In the modern workplace, it is common for companies to contract outside labor forces to meet their business objectives. “Contractors” often work side-by-side with a company’s traditional employees, and it is sometimes difficult to discern to whom workers “belong.” The answer to this question becomes particularly important when problems arise, such as allegations of discrimination, harassment or retaliation. To whom should the worker complain? Whose responsibility is it to investigate? Who should impose discipline if necessary? Who is liable if discrimination laws were violated? The answers to these questions relate to what company is considered to be the worker’s “employer” — and it could be more than one.
The analysis begins with the definitions of “employer” and “employee” under applicable anti-discrimination laws, which are similarly circular.
In response to the amended pleading, the defendants filed another round of motions to dismiss, including a motion by DISYS that the pleading did not sufficiently allege an employment relationship for purposes of the claims presented. In evaluating DISYS’s motion, the court engaged in a similar inquiry, noting at the outset that the mere fact that the plaintiff received her paycheck from DISYS was not determinative.

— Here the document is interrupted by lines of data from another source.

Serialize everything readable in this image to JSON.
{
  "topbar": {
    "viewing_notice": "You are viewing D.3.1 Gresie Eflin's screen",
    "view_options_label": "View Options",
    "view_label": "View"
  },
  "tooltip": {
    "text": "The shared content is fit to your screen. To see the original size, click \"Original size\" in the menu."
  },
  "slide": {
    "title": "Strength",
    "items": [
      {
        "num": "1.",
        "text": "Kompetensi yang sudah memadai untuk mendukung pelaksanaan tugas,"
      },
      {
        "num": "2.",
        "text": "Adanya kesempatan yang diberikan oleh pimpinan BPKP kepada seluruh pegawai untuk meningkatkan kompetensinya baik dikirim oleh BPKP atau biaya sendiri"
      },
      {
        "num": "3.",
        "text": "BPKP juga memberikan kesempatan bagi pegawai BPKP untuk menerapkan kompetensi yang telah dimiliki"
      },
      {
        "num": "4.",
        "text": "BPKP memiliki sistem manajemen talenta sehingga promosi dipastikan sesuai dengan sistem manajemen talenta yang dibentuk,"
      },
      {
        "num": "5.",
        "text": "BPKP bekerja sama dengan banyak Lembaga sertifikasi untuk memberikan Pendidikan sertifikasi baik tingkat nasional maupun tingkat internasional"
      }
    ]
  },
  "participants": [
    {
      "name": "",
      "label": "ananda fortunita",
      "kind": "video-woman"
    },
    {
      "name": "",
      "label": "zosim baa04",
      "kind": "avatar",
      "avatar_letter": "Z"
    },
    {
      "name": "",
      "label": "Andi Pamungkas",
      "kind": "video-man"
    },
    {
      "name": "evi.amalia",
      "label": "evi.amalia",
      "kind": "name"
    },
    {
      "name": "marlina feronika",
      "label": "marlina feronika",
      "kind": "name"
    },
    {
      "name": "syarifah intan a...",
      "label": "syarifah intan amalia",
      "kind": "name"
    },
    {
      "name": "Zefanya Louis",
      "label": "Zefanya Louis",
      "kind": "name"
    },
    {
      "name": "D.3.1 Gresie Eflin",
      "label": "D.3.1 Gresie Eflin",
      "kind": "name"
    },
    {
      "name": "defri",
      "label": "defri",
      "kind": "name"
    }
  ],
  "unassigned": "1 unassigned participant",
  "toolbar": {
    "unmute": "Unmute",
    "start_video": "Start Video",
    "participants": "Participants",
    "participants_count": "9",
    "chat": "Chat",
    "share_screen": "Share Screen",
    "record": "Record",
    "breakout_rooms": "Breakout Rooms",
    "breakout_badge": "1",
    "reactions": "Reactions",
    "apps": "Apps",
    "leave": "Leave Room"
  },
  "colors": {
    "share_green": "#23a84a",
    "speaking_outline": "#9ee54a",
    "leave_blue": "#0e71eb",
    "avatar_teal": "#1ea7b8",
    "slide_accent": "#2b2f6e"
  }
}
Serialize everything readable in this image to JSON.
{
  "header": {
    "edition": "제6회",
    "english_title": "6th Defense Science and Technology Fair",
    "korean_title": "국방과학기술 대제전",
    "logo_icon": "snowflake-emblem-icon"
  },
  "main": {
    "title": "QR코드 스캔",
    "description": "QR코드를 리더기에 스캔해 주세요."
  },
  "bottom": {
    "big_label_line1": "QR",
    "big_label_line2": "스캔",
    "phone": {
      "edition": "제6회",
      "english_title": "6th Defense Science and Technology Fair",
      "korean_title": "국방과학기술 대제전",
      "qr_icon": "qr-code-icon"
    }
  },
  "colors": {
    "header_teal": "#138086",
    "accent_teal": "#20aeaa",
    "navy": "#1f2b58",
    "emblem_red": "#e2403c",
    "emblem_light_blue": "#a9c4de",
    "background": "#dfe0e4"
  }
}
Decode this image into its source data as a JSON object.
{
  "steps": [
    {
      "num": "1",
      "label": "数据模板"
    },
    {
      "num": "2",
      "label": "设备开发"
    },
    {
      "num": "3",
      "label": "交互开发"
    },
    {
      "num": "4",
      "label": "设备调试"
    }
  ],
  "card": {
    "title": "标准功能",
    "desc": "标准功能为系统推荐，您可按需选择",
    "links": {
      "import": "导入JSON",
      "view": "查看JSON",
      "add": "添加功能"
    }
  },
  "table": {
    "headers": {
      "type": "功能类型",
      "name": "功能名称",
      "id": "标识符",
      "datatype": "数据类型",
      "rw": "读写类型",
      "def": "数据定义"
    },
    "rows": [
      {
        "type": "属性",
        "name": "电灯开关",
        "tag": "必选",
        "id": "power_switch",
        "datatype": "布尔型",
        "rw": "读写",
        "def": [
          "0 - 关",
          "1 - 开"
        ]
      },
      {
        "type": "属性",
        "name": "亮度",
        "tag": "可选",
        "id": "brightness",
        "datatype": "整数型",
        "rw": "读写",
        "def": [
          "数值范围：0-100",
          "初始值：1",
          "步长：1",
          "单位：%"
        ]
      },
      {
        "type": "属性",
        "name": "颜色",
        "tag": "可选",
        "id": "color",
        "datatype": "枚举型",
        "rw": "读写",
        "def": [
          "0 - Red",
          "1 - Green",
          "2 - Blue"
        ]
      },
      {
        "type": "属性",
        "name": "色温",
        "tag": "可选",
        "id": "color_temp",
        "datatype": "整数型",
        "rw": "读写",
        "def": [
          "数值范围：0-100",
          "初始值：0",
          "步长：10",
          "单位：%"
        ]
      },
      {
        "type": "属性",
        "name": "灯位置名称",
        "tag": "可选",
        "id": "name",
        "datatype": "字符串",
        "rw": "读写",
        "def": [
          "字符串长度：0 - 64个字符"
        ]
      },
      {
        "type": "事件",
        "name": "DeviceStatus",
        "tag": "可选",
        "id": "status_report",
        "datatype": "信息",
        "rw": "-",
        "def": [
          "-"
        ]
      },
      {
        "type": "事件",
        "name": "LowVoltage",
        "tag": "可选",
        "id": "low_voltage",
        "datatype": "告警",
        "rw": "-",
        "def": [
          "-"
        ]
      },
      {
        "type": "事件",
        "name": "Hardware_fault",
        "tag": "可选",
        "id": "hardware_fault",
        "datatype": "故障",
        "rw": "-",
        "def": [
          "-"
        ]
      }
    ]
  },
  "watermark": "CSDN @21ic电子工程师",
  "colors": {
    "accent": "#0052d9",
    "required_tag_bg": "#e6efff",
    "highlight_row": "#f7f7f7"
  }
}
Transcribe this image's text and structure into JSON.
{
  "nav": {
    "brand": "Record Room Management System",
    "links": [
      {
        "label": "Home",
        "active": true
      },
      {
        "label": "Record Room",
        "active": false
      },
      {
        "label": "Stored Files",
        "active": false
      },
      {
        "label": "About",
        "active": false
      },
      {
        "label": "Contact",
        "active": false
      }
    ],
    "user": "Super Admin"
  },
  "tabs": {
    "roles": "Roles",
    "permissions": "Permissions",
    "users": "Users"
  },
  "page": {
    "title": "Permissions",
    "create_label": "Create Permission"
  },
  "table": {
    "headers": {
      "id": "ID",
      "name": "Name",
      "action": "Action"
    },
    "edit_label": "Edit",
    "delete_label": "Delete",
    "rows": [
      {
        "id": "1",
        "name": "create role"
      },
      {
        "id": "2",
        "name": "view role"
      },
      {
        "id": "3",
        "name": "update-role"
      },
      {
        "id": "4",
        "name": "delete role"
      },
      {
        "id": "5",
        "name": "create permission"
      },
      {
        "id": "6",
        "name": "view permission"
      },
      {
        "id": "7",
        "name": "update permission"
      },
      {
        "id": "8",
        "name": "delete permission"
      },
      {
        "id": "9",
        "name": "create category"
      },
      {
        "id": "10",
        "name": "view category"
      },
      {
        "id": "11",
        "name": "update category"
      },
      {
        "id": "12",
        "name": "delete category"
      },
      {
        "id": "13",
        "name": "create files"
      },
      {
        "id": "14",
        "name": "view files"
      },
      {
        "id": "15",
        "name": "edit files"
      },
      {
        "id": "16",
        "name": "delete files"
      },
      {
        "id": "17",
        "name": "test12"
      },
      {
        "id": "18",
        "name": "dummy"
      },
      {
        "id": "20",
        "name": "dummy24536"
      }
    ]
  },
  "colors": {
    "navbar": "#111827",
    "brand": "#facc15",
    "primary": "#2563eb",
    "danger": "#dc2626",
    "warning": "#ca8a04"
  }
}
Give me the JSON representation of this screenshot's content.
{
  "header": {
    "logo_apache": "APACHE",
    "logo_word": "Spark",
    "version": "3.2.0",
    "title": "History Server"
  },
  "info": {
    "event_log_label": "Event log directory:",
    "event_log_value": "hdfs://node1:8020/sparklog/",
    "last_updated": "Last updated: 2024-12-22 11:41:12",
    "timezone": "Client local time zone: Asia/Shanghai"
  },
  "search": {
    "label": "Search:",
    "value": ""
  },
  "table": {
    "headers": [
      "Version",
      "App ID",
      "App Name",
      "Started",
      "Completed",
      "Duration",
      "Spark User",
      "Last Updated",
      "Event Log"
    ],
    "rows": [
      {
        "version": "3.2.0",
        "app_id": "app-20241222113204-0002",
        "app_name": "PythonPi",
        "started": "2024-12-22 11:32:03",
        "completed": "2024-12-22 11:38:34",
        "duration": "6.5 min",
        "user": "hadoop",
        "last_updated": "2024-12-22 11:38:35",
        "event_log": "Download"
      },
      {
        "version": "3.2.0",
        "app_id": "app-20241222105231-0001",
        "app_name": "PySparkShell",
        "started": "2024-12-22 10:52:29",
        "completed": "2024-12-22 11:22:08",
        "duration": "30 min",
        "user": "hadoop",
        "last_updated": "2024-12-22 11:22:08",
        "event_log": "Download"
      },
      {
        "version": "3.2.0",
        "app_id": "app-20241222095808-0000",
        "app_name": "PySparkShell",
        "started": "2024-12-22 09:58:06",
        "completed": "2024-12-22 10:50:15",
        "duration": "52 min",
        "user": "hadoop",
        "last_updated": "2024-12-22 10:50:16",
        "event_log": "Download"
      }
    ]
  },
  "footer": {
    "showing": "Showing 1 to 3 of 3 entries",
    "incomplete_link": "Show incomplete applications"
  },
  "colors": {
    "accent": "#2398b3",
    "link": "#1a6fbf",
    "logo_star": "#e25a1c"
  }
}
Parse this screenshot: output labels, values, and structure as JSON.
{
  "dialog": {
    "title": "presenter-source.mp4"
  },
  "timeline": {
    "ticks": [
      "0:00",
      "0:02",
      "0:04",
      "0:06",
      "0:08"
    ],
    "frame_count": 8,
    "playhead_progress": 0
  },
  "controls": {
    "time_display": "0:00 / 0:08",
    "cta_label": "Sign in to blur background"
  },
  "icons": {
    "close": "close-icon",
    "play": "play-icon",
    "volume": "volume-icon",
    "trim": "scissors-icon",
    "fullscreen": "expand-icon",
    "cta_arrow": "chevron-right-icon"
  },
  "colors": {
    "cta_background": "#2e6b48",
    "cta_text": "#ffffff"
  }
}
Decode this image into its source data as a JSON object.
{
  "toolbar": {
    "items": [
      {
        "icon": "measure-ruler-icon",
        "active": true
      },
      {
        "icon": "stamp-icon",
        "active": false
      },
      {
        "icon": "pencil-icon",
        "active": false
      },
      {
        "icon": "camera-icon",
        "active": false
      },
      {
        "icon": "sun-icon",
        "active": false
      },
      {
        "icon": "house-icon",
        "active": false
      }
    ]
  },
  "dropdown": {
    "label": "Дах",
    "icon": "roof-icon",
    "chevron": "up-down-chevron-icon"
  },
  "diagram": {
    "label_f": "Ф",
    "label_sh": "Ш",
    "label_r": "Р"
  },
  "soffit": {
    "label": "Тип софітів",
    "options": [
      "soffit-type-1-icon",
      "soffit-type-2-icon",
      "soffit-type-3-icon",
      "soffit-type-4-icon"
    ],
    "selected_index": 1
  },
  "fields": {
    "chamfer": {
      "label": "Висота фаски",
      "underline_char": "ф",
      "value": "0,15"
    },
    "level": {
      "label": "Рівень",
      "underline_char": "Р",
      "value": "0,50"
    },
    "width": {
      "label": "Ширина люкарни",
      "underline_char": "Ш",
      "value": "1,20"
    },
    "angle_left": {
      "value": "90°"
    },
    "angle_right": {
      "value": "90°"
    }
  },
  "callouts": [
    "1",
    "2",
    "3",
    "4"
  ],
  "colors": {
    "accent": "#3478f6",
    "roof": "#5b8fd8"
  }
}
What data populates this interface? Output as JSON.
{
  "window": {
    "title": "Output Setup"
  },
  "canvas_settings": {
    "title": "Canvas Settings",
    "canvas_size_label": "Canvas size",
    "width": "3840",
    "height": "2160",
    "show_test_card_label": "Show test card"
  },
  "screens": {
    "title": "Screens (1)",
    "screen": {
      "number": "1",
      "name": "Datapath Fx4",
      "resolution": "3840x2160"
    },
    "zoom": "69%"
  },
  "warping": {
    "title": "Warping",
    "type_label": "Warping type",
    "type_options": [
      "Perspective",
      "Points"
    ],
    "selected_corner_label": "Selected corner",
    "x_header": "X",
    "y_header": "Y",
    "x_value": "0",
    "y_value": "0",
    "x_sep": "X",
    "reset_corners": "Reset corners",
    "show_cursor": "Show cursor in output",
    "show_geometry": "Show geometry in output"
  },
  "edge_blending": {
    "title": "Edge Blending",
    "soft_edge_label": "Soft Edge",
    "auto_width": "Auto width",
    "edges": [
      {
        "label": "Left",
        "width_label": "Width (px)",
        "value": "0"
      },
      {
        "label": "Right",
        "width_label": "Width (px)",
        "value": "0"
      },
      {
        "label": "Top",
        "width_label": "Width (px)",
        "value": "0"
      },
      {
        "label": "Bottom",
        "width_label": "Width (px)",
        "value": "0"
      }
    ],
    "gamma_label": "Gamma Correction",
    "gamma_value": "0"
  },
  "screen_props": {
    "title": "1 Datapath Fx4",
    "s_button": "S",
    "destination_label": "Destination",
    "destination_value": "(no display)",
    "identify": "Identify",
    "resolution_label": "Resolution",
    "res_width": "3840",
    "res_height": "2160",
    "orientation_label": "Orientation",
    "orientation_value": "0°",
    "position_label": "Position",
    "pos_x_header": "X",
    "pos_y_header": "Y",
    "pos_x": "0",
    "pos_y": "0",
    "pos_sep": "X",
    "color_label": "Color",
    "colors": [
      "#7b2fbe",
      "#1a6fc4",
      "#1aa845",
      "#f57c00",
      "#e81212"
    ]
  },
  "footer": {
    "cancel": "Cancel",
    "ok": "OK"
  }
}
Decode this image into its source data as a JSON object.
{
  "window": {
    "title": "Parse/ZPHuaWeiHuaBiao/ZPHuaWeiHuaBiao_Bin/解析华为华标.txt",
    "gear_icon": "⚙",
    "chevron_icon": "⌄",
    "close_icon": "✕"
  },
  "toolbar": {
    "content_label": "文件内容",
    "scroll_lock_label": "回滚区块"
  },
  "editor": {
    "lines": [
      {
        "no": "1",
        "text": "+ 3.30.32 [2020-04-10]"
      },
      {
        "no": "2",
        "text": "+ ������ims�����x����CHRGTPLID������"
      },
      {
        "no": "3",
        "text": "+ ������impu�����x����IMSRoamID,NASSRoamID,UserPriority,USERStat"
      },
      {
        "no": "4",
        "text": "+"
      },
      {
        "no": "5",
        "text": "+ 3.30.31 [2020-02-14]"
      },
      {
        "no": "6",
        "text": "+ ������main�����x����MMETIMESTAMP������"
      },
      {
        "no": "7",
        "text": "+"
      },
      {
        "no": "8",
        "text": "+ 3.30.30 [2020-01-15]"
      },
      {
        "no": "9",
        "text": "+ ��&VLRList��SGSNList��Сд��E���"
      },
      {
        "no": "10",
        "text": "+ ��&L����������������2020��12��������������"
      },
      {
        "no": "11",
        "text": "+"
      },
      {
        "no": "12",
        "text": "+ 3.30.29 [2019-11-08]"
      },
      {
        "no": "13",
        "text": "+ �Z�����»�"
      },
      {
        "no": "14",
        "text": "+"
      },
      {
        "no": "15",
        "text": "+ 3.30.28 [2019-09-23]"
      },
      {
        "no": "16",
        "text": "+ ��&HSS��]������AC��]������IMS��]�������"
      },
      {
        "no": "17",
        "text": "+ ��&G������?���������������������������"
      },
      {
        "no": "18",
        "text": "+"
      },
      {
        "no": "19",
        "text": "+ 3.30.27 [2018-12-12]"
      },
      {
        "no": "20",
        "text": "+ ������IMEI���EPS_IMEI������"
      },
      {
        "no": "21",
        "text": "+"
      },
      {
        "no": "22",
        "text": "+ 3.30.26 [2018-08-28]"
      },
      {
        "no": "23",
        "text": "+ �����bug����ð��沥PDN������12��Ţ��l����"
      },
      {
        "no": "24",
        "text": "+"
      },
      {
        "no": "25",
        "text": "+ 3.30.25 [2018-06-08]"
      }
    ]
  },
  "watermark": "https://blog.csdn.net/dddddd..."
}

After assessing the degree of control exerted by DISYS and the other Garrett factors, the court held that the plaintiff alleged sufficient facts to establish that DISYS was her employer, as well as BANA. In reaching this conclusion, the district court cited the plaintiff’s allegations that DISYS had hired her, placed her with BANA, told her to “go back to her desk” and not to “make waves” in response to her age discrimination complaints, and later informed her that she had been placed on “final warning.”